This week’s MoJo featured more great material from Chris Heilmann, John Resig, and Jesse James Garrett that mostly focused on building a user experience.  Of course, when thinking about open projects “user” takes on an expanded meaning and, as Resig stressed, every user is a potential future collaborator.  In a previous post I talked about the old design of Re:Poste that featured some of the ideas discussed last week, but compared to the sites we saw presented this week, really shows its age both conceptually and technologically.  This week I’m doing some v2.0 design prototypes that take advantage of some of newer possibilities.

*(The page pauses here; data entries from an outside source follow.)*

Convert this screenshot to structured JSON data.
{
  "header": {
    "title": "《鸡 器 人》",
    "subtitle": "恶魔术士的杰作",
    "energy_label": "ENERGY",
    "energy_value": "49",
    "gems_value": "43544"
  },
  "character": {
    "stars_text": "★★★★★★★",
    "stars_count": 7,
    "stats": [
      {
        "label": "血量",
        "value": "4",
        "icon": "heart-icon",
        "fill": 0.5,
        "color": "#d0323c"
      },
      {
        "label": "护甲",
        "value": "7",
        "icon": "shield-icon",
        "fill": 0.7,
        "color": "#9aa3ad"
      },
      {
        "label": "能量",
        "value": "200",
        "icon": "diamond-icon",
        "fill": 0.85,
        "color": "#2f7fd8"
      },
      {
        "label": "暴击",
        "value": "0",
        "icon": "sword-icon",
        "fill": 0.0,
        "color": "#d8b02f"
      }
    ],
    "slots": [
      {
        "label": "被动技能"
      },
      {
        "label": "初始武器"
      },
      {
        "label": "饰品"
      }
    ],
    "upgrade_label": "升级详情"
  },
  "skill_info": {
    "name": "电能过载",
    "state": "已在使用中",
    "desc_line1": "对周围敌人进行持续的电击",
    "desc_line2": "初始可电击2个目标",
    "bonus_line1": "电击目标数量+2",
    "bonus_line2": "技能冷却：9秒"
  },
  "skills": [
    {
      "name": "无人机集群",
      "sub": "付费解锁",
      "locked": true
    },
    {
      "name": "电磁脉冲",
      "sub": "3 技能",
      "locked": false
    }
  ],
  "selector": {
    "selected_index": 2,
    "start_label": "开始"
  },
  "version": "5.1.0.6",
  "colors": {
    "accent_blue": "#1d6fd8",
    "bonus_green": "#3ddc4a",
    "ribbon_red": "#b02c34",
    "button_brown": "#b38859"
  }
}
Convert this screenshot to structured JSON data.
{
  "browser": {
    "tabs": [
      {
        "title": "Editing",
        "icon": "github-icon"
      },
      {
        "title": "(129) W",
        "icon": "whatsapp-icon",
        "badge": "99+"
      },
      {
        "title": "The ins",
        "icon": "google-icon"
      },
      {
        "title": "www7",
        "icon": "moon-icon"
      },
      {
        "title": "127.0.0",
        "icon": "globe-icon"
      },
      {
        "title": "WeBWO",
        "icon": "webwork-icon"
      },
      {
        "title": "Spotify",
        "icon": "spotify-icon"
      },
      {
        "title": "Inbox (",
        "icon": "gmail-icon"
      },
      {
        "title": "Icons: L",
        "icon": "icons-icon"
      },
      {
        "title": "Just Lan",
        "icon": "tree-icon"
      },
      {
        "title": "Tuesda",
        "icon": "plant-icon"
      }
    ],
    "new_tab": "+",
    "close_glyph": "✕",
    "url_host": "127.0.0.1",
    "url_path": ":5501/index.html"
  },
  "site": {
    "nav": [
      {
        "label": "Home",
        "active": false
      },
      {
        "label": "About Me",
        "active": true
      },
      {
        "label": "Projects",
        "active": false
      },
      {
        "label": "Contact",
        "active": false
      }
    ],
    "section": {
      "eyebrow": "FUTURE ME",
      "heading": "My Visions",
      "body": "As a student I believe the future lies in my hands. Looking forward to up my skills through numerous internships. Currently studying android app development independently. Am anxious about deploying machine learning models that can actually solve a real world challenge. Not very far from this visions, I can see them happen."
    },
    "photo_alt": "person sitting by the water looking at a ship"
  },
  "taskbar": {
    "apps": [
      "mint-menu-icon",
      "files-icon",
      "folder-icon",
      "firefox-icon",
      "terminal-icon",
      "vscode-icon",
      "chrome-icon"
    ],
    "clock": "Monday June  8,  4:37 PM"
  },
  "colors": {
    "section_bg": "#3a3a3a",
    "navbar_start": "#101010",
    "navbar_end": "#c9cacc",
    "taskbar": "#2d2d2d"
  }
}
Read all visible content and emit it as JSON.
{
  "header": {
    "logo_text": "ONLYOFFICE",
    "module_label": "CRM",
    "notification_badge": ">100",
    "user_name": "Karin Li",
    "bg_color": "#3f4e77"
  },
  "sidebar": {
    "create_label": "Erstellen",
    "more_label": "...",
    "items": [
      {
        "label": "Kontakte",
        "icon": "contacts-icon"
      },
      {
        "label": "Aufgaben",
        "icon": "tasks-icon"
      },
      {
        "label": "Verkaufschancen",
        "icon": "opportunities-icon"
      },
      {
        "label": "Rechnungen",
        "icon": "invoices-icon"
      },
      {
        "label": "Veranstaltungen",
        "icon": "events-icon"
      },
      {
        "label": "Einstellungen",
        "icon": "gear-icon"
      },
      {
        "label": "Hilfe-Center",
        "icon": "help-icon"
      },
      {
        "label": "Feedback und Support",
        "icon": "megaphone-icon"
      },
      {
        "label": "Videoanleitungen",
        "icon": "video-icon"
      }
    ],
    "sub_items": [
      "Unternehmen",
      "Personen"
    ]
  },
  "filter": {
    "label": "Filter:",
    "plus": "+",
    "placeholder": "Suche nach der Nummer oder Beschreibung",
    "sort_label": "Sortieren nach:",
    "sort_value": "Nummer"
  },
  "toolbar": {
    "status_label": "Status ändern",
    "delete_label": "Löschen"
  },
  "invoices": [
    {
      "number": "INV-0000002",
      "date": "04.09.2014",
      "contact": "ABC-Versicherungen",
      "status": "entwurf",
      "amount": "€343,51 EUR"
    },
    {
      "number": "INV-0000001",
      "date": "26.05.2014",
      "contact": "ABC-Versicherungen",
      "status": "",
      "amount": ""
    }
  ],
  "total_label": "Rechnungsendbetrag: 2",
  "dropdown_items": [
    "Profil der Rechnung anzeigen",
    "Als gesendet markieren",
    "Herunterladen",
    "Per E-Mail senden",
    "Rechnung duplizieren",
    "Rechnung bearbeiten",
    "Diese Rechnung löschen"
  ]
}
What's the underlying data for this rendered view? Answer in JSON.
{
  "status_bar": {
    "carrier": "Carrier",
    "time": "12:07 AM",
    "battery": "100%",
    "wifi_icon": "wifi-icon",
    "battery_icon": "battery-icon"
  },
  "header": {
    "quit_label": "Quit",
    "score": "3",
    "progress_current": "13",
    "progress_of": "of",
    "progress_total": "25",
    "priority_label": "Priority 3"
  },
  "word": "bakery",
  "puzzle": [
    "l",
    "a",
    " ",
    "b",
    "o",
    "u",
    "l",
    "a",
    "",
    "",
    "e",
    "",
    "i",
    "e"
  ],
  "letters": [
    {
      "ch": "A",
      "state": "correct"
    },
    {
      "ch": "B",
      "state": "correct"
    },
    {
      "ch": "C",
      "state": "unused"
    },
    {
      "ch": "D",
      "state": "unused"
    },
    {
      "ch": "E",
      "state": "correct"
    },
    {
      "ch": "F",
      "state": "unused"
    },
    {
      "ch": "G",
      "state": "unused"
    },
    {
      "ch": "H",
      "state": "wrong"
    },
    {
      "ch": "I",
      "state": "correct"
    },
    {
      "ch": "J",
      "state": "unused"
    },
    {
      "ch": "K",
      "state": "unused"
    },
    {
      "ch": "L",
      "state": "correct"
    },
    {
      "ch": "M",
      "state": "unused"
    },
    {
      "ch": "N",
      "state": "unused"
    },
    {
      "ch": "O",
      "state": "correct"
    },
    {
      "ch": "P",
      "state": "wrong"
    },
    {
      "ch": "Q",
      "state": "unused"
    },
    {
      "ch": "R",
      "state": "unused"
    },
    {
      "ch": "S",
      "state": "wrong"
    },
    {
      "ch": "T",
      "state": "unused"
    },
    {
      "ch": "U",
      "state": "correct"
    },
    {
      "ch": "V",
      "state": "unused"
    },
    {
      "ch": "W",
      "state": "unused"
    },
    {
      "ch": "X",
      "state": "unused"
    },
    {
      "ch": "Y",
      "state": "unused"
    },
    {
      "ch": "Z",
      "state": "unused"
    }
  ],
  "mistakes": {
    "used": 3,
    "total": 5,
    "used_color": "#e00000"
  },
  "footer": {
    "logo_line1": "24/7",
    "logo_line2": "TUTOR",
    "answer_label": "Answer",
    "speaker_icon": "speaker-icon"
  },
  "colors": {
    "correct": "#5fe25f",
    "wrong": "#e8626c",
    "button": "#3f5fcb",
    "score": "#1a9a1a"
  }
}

To start, I’m throwing out the pseudo-window that contained the old design.  It’s no longer necessary: it was intended to create context, but with the development of microformats and some new CSS3 tricks we can do much better.  The application Readability demonstrates this to great effect by transforming content from its original look and feel to a beautiful, text-centric look:

Readability, applied to a Fox News article

Readability, applied to a Fox News article

 

This is a perfect technique for an application like Re:Poste.  Instead of trying to fit everything into a little window that loads on top of the article and all its clutter, I can free the text and overlay my own interface that emphasizes just the content and the commentary.  Even better, I already know it works despite the fact that Fox News doesn’t actually use the microformats Readability asks for.  They appear to just be parsing the site’s div ids and classes, which means that I can do the same thing on a variety of sites (though it’s more labor intensive than microformats).

Now that the text is isolated I can start adding my data and metadata.  My first attempt looked like this:

Re:Poste 2, sketch 1

First sketch of a modern Re:Poste interface (click to enlarge)

 

This interface is starting to integrate the article with the commentary and recognize specific segments of the source content.  The strips along the left are color-coded data about the text to the right of them, the far left column characterizing the entire article, the second column is the paragraph level, and the third is line by line.  Click on any signifier and the pertinent section is highlighted, carrying over to the right where comments about that section are displayed.  In addition to the text, comments show the author’s rating of the highlighted section and their claim of expertise (the CFL icon, which is pretty horrendous).  While this version adds granularity and integrates with the article better than the original, there are obviously still some issues.

Re:Poste 2, sketch 2

Second Re:Poste 2 interface sketch (click to enlarge)

 

Sketch 2 changes the comment column to show all four rating options, with the vertical size proportional to the weight of comments in that category (this is a weighted trust metric that includes reputation and metaratings).  There are fewer icons to display data, but the data is used to adjust the order of comments.  I would still like to expose the raw data, but as long as it is represented I think the actual numbers can be hidden behind a button on the chrome.